(Records from a data source)
* * * * *
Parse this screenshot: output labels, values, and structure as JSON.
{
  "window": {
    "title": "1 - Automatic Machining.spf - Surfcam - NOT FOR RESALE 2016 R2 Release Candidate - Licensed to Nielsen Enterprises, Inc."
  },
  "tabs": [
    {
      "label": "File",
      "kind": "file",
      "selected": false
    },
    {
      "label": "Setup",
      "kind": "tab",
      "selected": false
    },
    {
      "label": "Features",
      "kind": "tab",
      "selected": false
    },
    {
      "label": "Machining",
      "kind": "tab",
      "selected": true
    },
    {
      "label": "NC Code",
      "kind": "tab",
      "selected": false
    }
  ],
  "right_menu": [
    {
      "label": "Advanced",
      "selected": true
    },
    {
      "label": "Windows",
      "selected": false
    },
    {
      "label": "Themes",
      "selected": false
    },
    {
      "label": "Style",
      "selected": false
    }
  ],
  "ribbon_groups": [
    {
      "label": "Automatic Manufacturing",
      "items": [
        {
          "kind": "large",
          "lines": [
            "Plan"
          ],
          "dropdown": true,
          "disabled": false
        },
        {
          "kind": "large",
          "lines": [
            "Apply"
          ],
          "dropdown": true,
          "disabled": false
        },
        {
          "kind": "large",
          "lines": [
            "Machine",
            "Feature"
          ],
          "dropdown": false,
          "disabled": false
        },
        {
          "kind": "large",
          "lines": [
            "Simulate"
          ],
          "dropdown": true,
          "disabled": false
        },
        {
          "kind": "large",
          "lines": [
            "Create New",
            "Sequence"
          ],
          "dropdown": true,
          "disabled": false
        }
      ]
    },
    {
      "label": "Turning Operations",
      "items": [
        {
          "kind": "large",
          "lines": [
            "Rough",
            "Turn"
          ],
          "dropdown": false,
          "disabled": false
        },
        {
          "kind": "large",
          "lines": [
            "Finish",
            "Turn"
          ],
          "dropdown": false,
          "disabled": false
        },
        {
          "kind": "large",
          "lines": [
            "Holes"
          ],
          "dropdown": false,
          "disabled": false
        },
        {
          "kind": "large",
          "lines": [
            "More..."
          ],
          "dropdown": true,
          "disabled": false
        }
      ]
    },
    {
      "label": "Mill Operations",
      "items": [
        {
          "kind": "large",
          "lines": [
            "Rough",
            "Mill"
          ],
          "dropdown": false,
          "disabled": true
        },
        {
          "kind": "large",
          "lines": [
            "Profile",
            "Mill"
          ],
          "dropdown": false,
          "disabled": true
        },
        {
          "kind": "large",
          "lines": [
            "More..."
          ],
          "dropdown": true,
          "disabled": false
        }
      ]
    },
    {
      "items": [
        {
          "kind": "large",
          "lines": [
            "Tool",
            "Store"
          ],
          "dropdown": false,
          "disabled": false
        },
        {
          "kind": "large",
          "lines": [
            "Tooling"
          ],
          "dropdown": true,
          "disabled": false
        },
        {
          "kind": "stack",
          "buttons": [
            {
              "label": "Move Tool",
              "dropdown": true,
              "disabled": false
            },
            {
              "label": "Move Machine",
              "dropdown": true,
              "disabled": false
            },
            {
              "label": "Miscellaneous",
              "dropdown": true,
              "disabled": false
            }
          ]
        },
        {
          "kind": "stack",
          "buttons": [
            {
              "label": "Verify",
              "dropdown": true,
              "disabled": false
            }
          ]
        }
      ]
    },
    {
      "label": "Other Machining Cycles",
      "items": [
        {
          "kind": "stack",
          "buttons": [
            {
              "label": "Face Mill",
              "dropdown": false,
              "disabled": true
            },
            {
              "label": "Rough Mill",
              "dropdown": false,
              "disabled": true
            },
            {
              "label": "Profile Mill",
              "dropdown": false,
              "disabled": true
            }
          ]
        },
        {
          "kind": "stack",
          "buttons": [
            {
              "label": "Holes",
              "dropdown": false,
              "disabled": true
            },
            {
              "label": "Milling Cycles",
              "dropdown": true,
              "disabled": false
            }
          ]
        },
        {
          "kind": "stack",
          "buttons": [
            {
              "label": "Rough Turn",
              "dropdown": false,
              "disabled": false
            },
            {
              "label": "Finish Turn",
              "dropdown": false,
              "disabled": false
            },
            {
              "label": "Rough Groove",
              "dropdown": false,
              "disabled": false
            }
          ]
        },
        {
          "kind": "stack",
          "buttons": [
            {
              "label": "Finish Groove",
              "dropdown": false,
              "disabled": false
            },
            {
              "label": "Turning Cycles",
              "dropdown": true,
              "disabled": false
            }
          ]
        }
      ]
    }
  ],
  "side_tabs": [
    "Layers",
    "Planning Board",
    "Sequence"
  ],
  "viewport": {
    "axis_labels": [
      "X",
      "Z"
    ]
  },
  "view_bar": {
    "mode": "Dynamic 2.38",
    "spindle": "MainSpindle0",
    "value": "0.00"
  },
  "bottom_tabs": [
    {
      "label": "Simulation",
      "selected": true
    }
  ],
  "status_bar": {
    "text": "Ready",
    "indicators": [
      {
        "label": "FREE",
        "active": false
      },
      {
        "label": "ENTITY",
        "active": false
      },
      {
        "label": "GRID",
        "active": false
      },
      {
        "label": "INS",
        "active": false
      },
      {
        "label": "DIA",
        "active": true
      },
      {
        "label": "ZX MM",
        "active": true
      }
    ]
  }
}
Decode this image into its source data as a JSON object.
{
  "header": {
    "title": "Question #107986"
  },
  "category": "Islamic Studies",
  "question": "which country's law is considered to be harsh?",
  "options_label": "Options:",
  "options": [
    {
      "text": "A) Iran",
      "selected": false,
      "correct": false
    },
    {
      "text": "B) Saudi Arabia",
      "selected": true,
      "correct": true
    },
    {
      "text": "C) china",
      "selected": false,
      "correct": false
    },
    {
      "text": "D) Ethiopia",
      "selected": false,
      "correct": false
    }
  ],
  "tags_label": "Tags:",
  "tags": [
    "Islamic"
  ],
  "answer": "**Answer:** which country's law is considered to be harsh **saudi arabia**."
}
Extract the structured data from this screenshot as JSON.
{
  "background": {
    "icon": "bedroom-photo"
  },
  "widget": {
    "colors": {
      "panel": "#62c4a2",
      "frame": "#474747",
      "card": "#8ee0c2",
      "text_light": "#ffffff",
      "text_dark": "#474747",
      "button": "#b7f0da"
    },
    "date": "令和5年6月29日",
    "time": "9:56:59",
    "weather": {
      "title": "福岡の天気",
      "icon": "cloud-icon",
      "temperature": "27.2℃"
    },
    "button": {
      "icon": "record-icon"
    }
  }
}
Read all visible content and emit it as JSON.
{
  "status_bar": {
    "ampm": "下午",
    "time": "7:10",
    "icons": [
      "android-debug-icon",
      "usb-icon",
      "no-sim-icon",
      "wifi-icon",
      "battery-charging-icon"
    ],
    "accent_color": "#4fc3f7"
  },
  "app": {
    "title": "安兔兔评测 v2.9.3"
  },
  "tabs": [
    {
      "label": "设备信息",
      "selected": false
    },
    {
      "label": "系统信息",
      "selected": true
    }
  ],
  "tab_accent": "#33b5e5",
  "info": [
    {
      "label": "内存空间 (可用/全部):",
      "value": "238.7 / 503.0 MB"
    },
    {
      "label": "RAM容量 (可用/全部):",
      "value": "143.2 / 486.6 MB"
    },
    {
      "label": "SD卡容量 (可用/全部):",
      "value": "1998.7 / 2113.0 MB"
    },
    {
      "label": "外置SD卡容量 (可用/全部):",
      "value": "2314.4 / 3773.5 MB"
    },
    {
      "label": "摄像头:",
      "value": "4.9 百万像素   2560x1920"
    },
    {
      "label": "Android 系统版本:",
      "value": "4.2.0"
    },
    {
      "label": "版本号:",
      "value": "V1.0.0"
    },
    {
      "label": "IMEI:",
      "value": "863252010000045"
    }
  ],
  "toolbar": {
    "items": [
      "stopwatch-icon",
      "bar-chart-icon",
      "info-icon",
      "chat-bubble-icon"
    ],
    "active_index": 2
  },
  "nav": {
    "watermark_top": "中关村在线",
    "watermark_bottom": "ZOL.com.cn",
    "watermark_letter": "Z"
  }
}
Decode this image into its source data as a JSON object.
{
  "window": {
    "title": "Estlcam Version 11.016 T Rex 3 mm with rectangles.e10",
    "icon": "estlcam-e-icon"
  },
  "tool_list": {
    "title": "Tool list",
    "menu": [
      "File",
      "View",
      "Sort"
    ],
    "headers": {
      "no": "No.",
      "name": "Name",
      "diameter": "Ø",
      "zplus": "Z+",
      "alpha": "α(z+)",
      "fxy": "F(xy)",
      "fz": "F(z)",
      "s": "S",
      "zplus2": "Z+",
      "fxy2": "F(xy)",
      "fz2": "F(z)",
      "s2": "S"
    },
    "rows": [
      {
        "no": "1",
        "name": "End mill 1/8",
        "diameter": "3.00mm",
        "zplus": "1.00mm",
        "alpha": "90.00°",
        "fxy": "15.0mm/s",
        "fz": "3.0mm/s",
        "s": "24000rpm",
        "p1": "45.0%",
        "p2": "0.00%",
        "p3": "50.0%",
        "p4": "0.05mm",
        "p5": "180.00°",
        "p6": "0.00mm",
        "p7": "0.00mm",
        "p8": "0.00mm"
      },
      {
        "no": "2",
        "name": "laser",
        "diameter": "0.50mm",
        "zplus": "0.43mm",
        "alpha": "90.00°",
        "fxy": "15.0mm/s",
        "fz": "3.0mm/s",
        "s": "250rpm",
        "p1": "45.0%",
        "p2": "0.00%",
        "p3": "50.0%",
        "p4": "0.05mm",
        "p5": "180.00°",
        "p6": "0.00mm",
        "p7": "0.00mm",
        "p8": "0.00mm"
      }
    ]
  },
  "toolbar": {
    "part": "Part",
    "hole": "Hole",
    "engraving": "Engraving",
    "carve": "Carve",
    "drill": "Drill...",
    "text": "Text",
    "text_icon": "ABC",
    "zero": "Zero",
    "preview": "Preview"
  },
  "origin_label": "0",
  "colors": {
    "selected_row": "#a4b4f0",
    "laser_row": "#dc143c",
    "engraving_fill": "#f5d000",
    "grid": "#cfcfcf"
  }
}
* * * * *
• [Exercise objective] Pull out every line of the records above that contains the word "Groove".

• [Result of this exercise]
              "label": "Rough Groove",
              "label": "Finish Groove",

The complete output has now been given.